Another key feature of the building is the service core, cased in brightly coloured metal and dubbed a 'totem pole'. The colour palette used here and extended into some other parts of the building (such as the bright yellow toilet areas) isn't as typical of the architects as the cast concrete, use of brick and regular splashes of iron oxide are. I'm not sure I particularly like this spine of brightly-coloured panels but that's probably not that important: the totem pole is the main area for postering in the building, so is likely to be covered in invites to join societies, prompts to vote in LSESU elections and posters for events before too long, bringing in that idea of postering that the architects saw on Houghton Street.

One of the most striking features of the building - particularly from the outside - is the brickwork, done at certain points of the building in such a way as to look perforated (pictured at the top). This has prompted some LSE students to nickname the building the Cheesegrater (they don't seem to know that the moniker is already taken by Richard Rogers' 122 Leadenhall Street), but nonetheless creates the effect that the exterior walls begin to open up and allow the interiors to peek through. It's particularly useful for spaces that could do with light but shouldn't be completely on show, such as the gym and the multi-faith space but features in other spaces too, including my new office. The perforated effect doesn't seem to rob spaces of light, and I'm curious to see if in the summertime it keeps interior spaces that little bit cooler.

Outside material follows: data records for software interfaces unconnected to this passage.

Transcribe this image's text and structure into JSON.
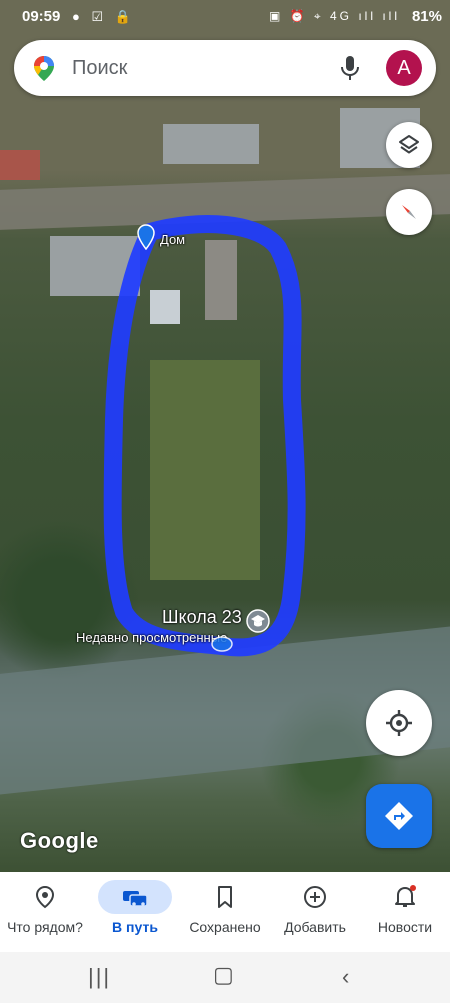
{
  "status_bar": {
    "time": "09:59",
    "left_icons": "● ☑ 🔒",
    "right_icons": "▣ ⏰ ⌖ 4G ıll ıll",
    "battery": "81%"
  },
  "search": {
    "placeholder": "Поиск",
    "avatar_letter": "A"
  },
  "map": {
    "place_home": "Дом",
    "place_school": "Школа 23",
    "recent_label": "Недавно просмотренные",
    "attribution": "Google",
    "drawn_loop_color": "#1f3cff"
  },
  "nav": {
    "items": [
      {
        "label": "Что рядом?",
        "icon": "location-pin-icon"
      },
      {
        "label": "В путь",
        "icon": "car-icon"
      },
      {
        "label": "Сохранено",
        "icon": "bookmark-icon"
      },
      {
        "label": "Добавить",
        "icon": "add-circle-icon"
      },
      {
        "label": "Новости",
        "icon": "bell-icon"
      }
    ],
    "active_index": 1,
    "accent": "#0b57d0"
  }
}
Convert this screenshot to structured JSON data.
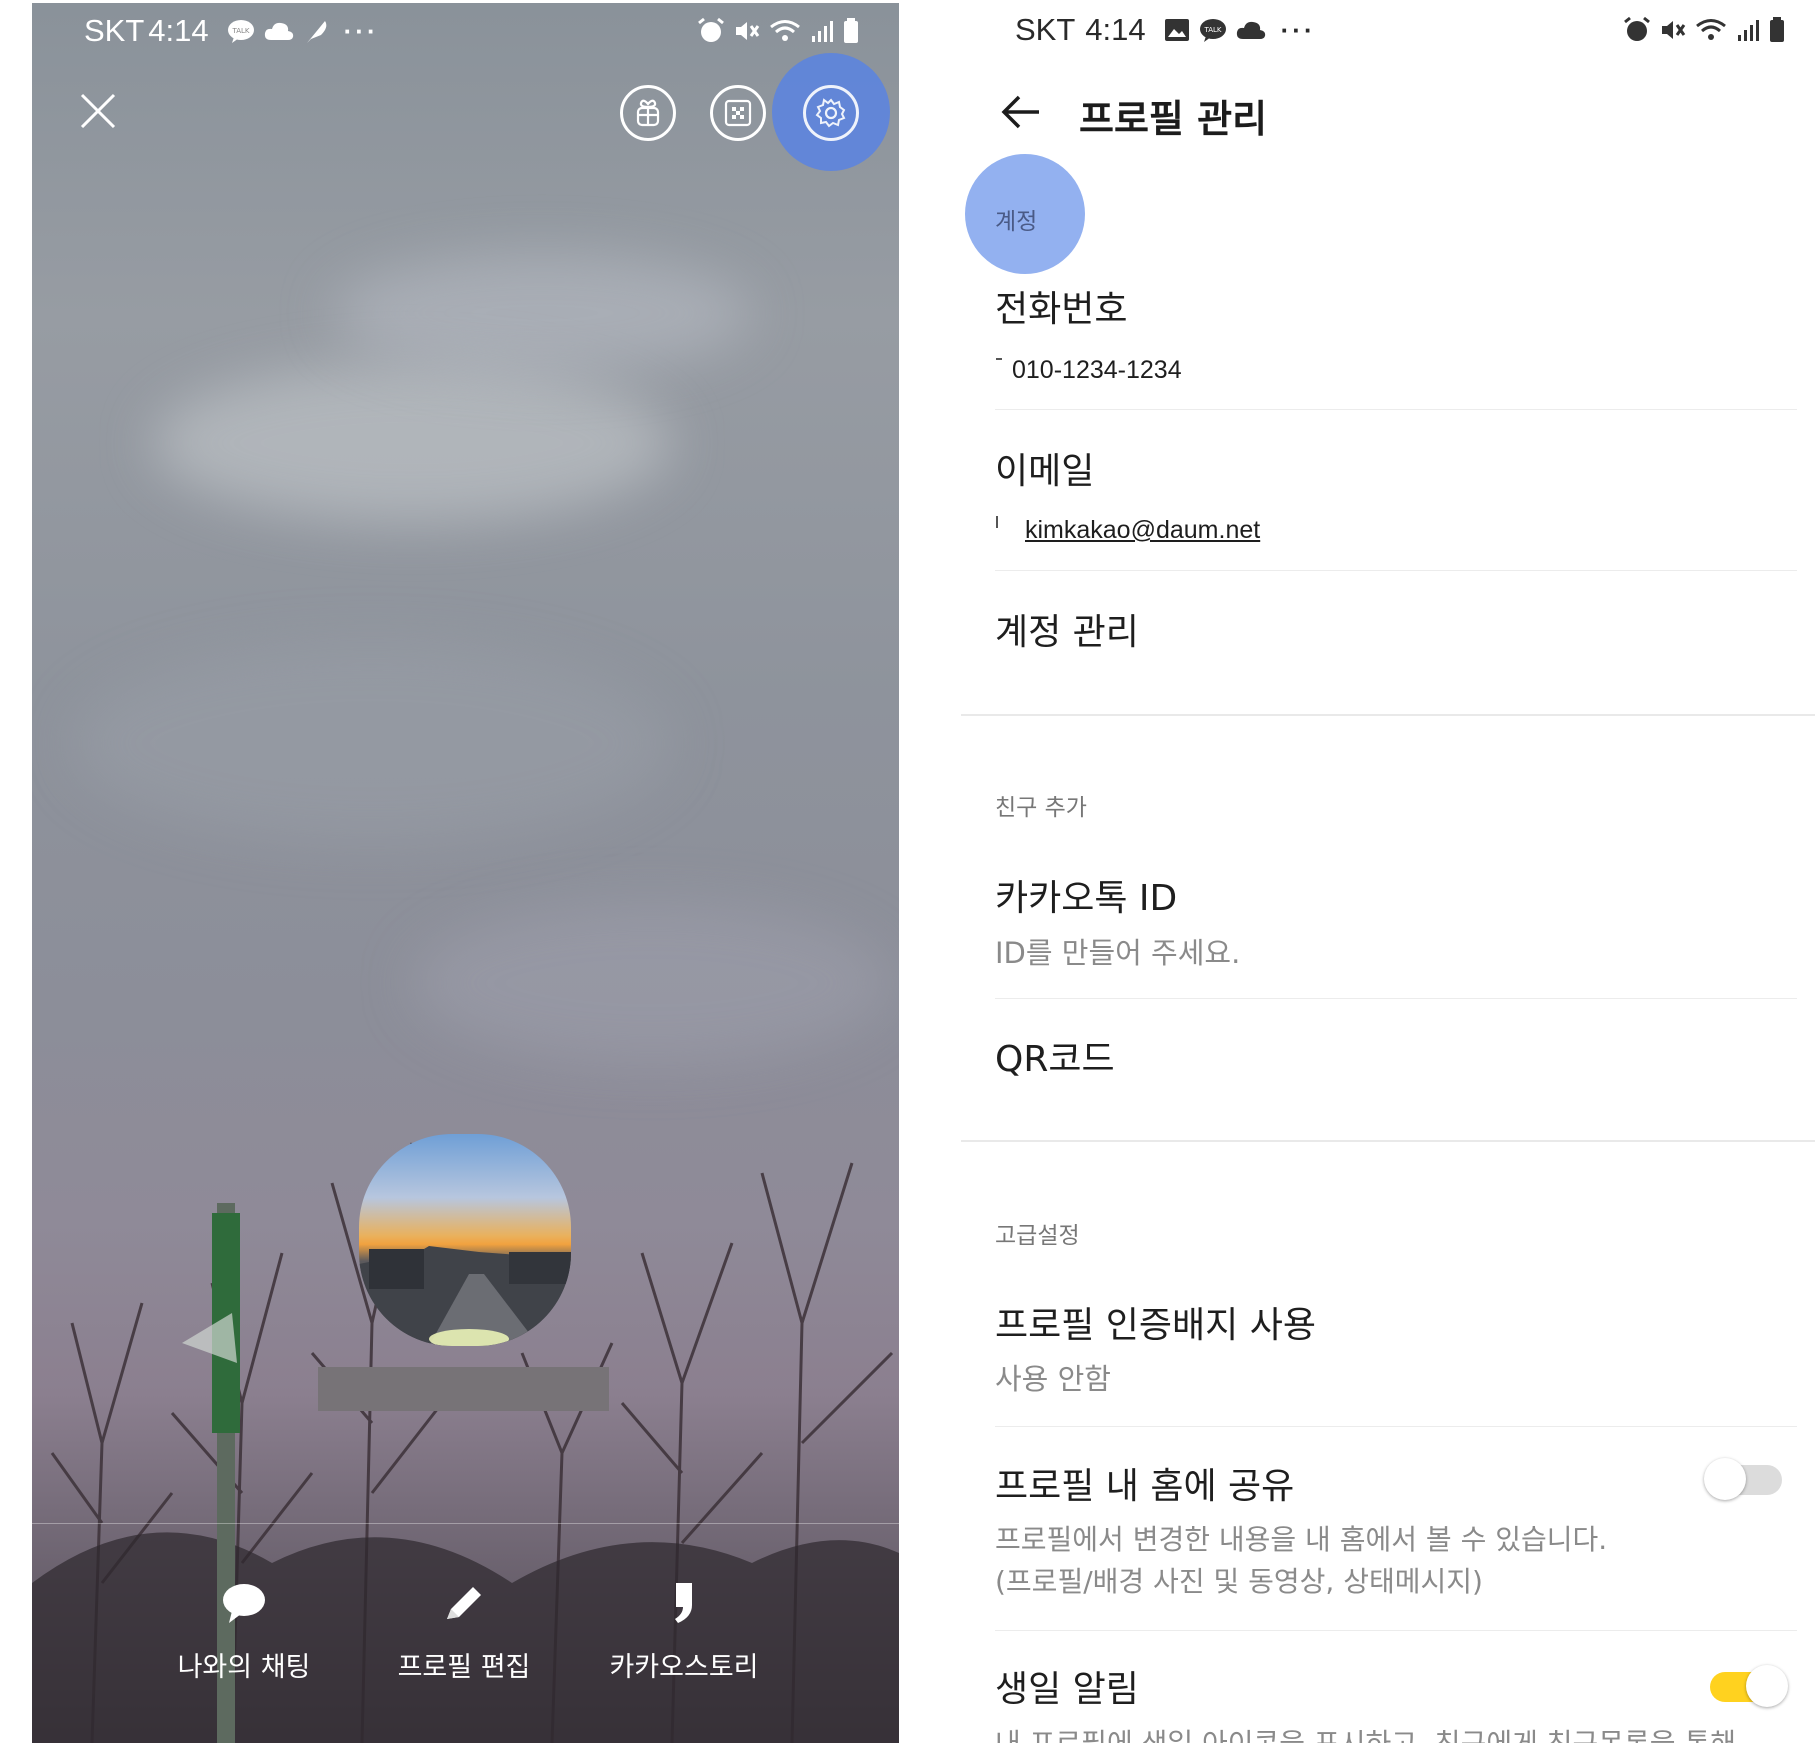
{
  "left": {
    "status": {
      "carrier": "SKT",
      "time": "4:14",
      "talk_badge": "TALK"
    },
    "actions": [
      {
        "label": "나와의 채팅",
        "icon": "chat-bubble-icon"
      },
      {
        "label": "프로필 편집",
        "icon": "pencil-icon"
      },
      {
        "label": "카카오스토리",
        "icon": "kakaostory-icon"
      }
    ]
  },
  "right": {
    "status": {
      "carrier": "SKT",
      "time": "4:14",
      "talk_badge": "TALK"
    },
    "title": "프로필 관리",
    "sections": {
      "account": {
        "header": "계정",
        "phone_label": "전화번호",
        "phone_value": "010-1234-1234",
        "email_label": "이메일",
        "email_value": "kimkakao@daum.net",
        "account_manage": "계정 관리"
      },
      "add_friend": {
        "header": "친구 추가",
        "kakao_id_label": "카카오톡 ID",
        "kakao_id_sub": "ID를 만들어 주세요.",
        "qr_label": "QR코드"
      },
      "advanced": {
        "header": "고급설정",
        "badge_label": "프로필 인증배지 사용",
        "badge_sub": "사용 안함",
        "share_label": "프로필 내 홈에 공유",
        "share_sub1": "프로필에서 변경한 내용을 내 홈에서 볼 수 있습니다.",
        "share_sub2": "(프로필/배경 사진 및 동영상, 상태메시지)",
        "share_enabled": false,
        "birthday_label": "생일 알림",
        "birthday_sub": "내 프로필에 생일 아이콘을 표시하고, 친구에게 친구목록을 통해",
        "birthday_enabled": true
      }
    },
    "colors": {
      "toggle_on": "#FFD21F",
      "toggle_off": "#dcdcdc",
      "highlight": "#5882E4"
    }
  }
}
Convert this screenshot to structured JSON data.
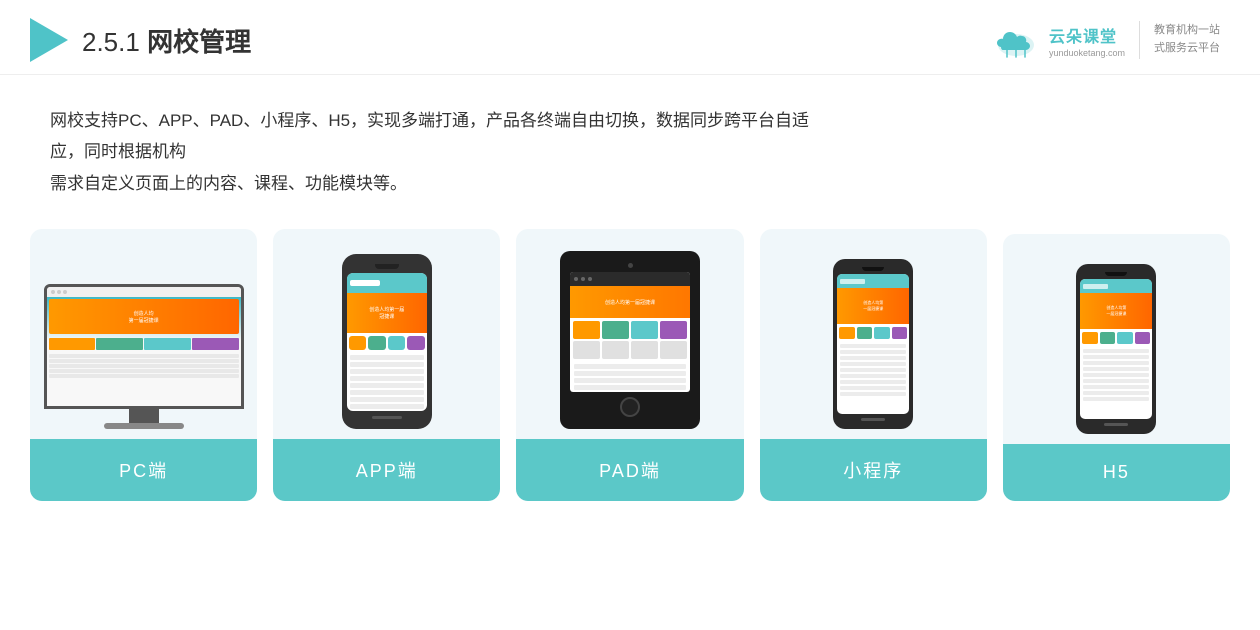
{
  "header": {
    "section_number": "2.5.1",
    "title_plain": " ",
    "title_bold": "网校管理",
    "logo": {
      "brand_cn": "云朵课堂",
      "brand_en": "yunduoketang.com",
      "slogan_line1": "教育机构一站",
      "slogan_line2": "式服务云平台"
    }
  },
  "description": {
    "line1": "网校支持PC、APP、PAD、小程序、H5，实现多端打通，产品各终端自由切换，数据同步跨平台自适应，同时根据机构",
    "line2": "需求自定义页面上的内容、课程、功能模块等。"
  },
  "cards": [
    {
      "id": "pc",
      "label": "PC端",
      "device_type": "monitor"
    },
    {
      "id": "app",
      "label": "APP端",
      "device_type": "phone"
    },
    {
      "id": "pad",
      "label": "PAD端",
      "device_type": "pad"
    },
    {
      "id": "miniprogram",
      "label": "小程序",
      "device_type": "small-phone"
    },
    {
      "id": "h5",
      "label": "H5",
      "device_type": "small-phone"
    }
  ]
}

This is a building with a massive budget (£21.5 million, last I heard), and you can really see it: from impeccable finishing to Olympic-standard gym equipment no expense has been spared. It's also got impressive eco credentials: BREEAM has deemed it Outstanding. I'm looking forward to being in close contact with this place over the coming months and seeing how it stands up over time and use: it's a beautiful space and all looks great on paper, hopefully remains as thoroughly enjoyable to use as it is to look at.

Image 1 via LSESU, images 2 - 6 via LSE in Pictures